■ Task directions ■
Retyping the data exactly is the task. Include every line.

■ Working data ■
Start of Block
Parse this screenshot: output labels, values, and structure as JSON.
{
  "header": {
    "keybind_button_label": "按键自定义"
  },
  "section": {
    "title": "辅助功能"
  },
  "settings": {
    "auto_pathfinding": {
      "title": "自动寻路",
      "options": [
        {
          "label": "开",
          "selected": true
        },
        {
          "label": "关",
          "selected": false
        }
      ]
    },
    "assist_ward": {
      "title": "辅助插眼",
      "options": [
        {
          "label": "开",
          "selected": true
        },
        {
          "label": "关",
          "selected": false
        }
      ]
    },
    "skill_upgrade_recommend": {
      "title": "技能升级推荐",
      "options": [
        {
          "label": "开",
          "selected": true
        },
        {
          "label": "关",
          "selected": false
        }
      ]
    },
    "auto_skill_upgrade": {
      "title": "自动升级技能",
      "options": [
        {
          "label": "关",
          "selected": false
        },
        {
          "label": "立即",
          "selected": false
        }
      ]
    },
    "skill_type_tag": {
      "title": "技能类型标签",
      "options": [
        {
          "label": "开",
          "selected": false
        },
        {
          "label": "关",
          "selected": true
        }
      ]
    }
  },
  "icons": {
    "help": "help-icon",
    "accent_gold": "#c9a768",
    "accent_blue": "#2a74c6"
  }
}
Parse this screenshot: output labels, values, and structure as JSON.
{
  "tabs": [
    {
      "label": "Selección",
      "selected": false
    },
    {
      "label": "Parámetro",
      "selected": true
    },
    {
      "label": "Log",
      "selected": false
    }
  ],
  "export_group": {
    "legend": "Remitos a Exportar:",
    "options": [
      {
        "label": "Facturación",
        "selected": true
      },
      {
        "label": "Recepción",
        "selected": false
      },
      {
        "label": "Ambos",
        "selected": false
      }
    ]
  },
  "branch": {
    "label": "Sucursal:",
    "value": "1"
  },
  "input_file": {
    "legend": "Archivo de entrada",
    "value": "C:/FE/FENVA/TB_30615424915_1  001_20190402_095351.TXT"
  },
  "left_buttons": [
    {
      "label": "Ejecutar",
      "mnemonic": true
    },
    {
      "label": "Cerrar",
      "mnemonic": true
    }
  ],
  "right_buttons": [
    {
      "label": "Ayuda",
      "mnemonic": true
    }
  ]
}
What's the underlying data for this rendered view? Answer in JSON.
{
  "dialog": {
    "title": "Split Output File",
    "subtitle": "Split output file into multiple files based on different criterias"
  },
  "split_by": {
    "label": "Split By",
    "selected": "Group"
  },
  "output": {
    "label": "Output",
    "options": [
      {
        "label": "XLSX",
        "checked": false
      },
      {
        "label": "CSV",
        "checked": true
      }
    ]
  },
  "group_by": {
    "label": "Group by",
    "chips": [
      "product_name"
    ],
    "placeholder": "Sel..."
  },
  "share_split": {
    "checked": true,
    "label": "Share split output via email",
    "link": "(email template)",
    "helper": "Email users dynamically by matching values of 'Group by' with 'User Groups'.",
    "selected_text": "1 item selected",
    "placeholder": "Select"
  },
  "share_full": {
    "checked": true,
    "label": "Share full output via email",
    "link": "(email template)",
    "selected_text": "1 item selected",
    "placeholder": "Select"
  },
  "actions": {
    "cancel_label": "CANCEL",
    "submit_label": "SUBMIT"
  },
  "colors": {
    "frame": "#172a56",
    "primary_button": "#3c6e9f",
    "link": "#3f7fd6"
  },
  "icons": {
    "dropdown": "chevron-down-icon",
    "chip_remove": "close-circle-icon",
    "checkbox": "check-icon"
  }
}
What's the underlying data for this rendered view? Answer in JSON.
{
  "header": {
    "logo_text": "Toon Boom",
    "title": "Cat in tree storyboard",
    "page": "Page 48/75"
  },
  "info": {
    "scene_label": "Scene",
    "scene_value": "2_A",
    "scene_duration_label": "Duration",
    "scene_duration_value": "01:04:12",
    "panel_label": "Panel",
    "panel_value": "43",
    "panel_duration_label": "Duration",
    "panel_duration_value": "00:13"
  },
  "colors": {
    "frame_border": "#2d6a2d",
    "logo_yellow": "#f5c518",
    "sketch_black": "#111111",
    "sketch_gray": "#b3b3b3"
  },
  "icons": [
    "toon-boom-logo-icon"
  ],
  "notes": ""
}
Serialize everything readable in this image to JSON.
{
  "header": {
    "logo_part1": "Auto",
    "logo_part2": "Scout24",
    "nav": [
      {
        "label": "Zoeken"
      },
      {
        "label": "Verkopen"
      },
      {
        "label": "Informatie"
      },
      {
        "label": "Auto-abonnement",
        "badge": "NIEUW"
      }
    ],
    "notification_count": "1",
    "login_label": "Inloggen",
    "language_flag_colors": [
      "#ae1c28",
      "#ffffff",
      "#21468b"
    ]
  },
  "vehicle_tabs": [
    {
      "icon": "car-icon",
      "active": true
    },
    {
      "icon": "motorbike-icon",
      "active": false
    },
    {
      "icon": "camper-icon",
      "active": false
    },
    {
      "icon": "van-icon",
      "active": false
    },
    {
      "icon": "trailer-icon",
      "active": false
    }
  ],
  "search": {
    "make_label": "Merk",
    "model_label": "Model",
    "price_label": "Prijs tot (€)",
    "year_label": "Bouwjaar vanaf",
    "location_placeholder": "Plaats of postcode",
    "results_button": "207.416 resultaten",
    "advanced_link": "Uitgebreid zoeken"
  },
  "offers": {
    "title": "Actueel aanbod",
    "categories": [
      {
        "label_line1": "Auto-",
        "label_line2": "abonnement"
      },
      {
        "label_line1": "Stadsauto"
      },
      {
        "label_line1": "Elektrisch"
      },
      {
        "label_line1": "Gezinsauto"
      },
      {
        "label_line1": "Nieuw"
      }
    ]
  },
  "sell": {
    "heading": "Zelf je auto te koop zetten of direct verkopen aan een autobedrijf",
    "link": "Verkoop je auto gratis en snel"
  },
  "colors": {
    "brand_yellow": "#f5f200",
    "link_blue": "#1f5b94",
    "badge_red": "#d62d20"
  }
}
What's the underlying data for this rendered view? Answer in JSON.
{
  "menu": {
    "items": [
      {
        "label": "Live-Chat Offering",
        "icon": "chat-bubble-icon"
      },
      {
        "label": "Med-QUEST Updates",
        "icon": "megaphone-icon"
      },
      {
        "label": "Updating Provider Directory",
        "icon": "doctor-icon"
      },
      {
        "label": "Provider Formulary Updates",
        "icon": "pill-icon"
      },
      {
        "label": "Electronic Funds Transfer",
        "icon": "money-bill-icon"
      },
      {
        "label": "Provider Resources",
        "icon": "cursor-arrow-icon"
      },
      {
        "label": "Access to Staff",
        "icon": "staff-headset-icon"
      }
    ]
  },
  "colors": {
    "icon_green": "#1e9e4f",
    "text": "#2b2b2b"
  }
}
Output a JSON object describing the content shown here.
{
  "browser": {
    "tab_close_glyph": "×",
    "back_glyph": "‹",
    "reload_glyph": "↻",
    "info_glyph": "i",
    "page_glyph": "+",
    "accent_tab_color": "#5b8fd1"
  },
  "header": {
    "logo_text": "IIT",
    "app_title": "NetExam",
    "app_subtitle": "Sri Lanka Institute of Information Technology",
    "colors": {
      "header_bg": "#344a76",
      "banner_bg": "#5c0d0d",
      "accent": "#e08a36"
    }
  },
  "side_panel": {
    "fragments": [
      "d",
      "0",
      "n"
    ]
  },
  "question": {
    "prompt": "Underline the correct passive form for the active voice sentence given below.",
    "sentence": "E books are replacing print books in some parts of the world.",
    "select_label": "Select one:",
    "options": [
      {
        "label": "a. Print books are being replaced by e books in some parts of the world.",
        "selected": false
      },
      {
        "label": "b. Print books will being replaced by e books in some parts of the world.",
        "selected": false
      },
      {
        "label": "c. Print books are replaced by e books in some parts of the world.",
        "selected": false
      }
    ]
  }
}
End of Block
■ Solution for this exercise ■
Parse this screenshot: output labels, values, and structure as JSON.
{
  "header": {
    "keybind_button_label": "按键自定义"
  },
  "section": {
    "title": "辅助功能"
  },
  "settings": {
    "auto_pathfinding": {
      "title": "自动寻路",
      "options": [
        {
          "label": "开",
          "selected": true
        },
        {
          "label": "关",
          "selected": false
        }
      ]
    },
    "assist_ward": {
      "title": "辅助插眼",
      "options": [
        {
          "label": "开",
          "selected": true
        },
        {
          "label": "关",
          "selected": false
        }
      ]
    },
    "skill_upgrade_recommend": {
      "title": "技能升级推荐",
      "options": [
        {
          "label": "开",
          "selected": true
        },
        {
          "label": "关",
          "selected": false
        }
      ]
    },
    "auto_skill_upgrade": {
      "title": "自动升级技能",
      "options": [
        {
          "label": "关",
          "selected": false
        },
        {
          "label": "立即",
          "selected": false
        }
      ]
    },
    "skill_type_tag": {
      "title": "技能类型标签",
      "options": [
        {
          "label": "开",
          "selected": false
        },
        {
          "label": "关",
          "selected": true
        }
      ]
    }
  },
  "icons": {
    "help": "help-icon",
    "accent_gold": "#c9a768",
    "accent_blue": "#2a74c6"
  }
}
Parse this screenshot: output labels, values, and structure as JSON.
{
  "tabs": [
    {
      "label": "Selección",
      "selected": false
    },
    {
      "label": "Parámetro",
      "selected": true
    },
    {
      "label": "Log",
      "selected": false
    }
  ],
  "export_group": {
    "legend": "Remitos a Exportar:",
    "options": [
      {
        "label": "Facturación",
        "selected": true
      },
      {
        "label": "Recepción",
        "selected": false
      },
      {
        "label": "Ambos",
        "selected": false
      }
    ]
  },
  "branch": {
    "label": "Sucursal:",
    "value": "1"
  },
  "input_file": {
    "legend": "Archivo de entrada",
    "value": "C:/FE/FENVA/TB_30615424915_1  001_20190402_095351.TXT"
  },
  "left_buttons": [
    {
      "label": "Ejecutar",
      "mnemonic": true
    },
    {
      "label": "Cerrar",
      "mnemonic": true
    }
  ],
  "right_buttons": [
    {
      "label": "Ayuda",
      "mnemonic": true
    }
  ]
}
What's the underlying data for this rendered view? Answer in JSON.
{
  "dialog": {
    "title": "Split Output File",
    "subtitle": "Split output file into multiple files based on different criterias"
  },
  "split_by": {
    "label": "Split By",
    "selected": "Group"
  },
  "output": {
    "label": "Output",
    "options": [
      {
        "label": "XLSX",
        "checked": false
      },
      {
        "label": "CSV",
        "checked": true
      }
    ]
  },
  "group_by": {
    "label": "Group by",
    "chips": [
      "product_name"
    ],
    "placeholder": "Sel..."
  },
  "share_split": {
    "checked": true,
    "label": "Share split output via email",
    "link": "(email template)",
    "helper": "Email users dynamically by matching values of 'Group by' with 'User Groups'.",
    "selected_text": "1 item selected",
    "placeholder": "Select"
  },
  "share_full": {
    "checked": true,
    "label": "Share full output via email",
    "link": "(email template)",
    "selected_text": "1 item selected",
    "placeholder": "Select"
  },
  "actions": {
    "cancel_label": "CANCEL",
    "submit_label": "SUBMIT"
  },
  "colors": {
    "frame": "#172a56",
    "primary_button": "#3c6e9f",
    "link": "#3f7fd6"
  },
  "icons": {
    "dropdown": "chevron-down-icon",
    "chip_remove": "close-circle-icon",
    "checkbox": "check-icon"
  }
}
What's the underlying data for this rendered view? Answer in JSON.
{
  "header": {
    "logo_text": "Toon Boom",
    "title": "Cat in tree storyboard",
    "page": "Page 48/75"
  },
  "info": {
    "scene_label": "Scene",
    "scene_value": "2_A",
    "scene_duration_label": "Duration",
    "scene_duration_value": "01:04:12",
    "panel_label": "Panel",
    "panel_value": "43",
    "panel_duration_label": "Duration",
    "panel_duration_value": "00:13"
  },
  "colors": {
    "frame_border": "#2d6a2d",
    "logo_yellow": "#f5c518",
    "sketch_black": "#111111",
    "sketch_gray": "#b3b3b3"
  },
  "icons": [
    "toon-boom-logo-icon"
  ],
  "notes": ""
}
Serialize everything readable in this image to JSON.
{
  "header": {
    "logo_part1": "Auto",
    "logo_part2": "Scout24",
    "nav": [
      {
        "label": "Zoeken"
      },
      {
        "label": "Verkopen"
      },
      {
        "label": "Informatie"
      },
      {
        "label": "Auto-abonnement",
        "badge": "NIEUW"
      }
    ],
    "notification_count": "1",
    "login_label": "Inloggen",
    "language_flag_colors": [
      "#ae1c28",
      "#ffffff",
      "#21468b"
    ]
  },
  "vehicle_tabs": [
    {
      "icon": "car-icon",
      "active": true
    },
    {
      "icon": "motorbike-icon",
      "active": false
    },
    {
      "icon": "camper-icon",
      "active": false
    },
    {
      "icon": "van-icon",
      "active": false
    },
    {
      "icon": "trailer-icon",
      "active": false
    }
  ],
  "search": {
    "make_label": "Merk",
    "model_label": "Model",
    "price_label": "Prijs tot (€)",
    "year_label": "Bouwjaar vanaf",
    "location_placeholder": "Plaats of postcode",
    "results_button": "207.416 resultaten",
    "advanced_link": "Uitgebreid zoeken"
  },
  "offers": {
    "title": "Actueel aanbod",
    "categories": [
      {
        "label_line1": "Auto-",
        "label_line2": "abonnement"
      },
      {
        "label_line1": "Stadsauto"
      },
      {
        "label_line1": "Elektrisch"
      },
      {
        "label_line1": "Gezinsauto"
      },
      {
        "label_line1": "Nieuw"
      }
    ]
  },
  "sell": {
    "heading": "Zelf je auto te koop zetten of direct verkopen aan een autobedrijf",
    "link": "Verkoop je auto gratis en snel"
  },
  "colors": {
    "brand_yellow": "#f5f200",
    "link_blue": "#1f5b94",
    "badge_red": "#d62d20"
  }
}
What's the underlying data for this rendered view? Answer in JSON.
{
  "menu": {
    "items": [
      {
        "label": "Live-Chat Offering",
        "icon": "chat-bubble-icon"
      },
      {
        "label": "Med-QUEST Updates",
        "icon": "megaphone-icon"
      },
      {
        "label": "Updating Provider Directory",
        "icon": "doctor-icon"
      },
      {
        "label": "Provider Formulary Updates",
        "icon": "pill-icon"
      },
      {
        "label": "Electronic Funds Transfer",
        "icon": "money-bill-icon"
      },
      {
        "label": "Provider Resources",
        "icon": "cursor-arrow-icon"
      },
      {
        "label": "Access to Staff",
        "icon": "staff-headset-icon"
      }
    ]
  },
  "colors": {
    "icon_green": "#1e9e4f",
    "text": "#2b2b2b"
  }
}
Output a JSON object describing the content shown here.
{
  "browser": {
    "tab_close_glyph": "×",
    "back_glyph": "‹",
    "reload_glyph": "↻",
    "info_glyph": "i",
    "page_glyph": "+",
    "accent_tab_color": "#5b8fd1"
  },
  "header": {
    "logo_text": "IIT",
    "app_title": "NetExam",
    "app_subtitle": "Sri Lanka Institute of Information Technology",
    "colors": {
      "header_bg": "#344a76",
      "banner_bg": "#5c0d0d",
      "accent": "#e08a36"
    }
  },
  "side_panel": {
    "fragments": [
      "d",
      "0",
      "n"
    ]
  },
  "question": {
    "prompt": "Underline the correct passive form for the active voice sentence given below.",
    "sentence": "E books are replacing print books in some parts of the world.",
    "select_label": "Select one:",
    "options": [
      {
        "label": "a. Print books are being replaced by e books in some parts of the world.",
        "selected": false
      },
      {
        "label": "b. Print books will being replaced by e books in some parts of the world.",
        "selected": false
      },
      {
        "label": "c. Print books are replaced by e books in some parts of the world.",
        "selected": false
      }
    ]
  }
}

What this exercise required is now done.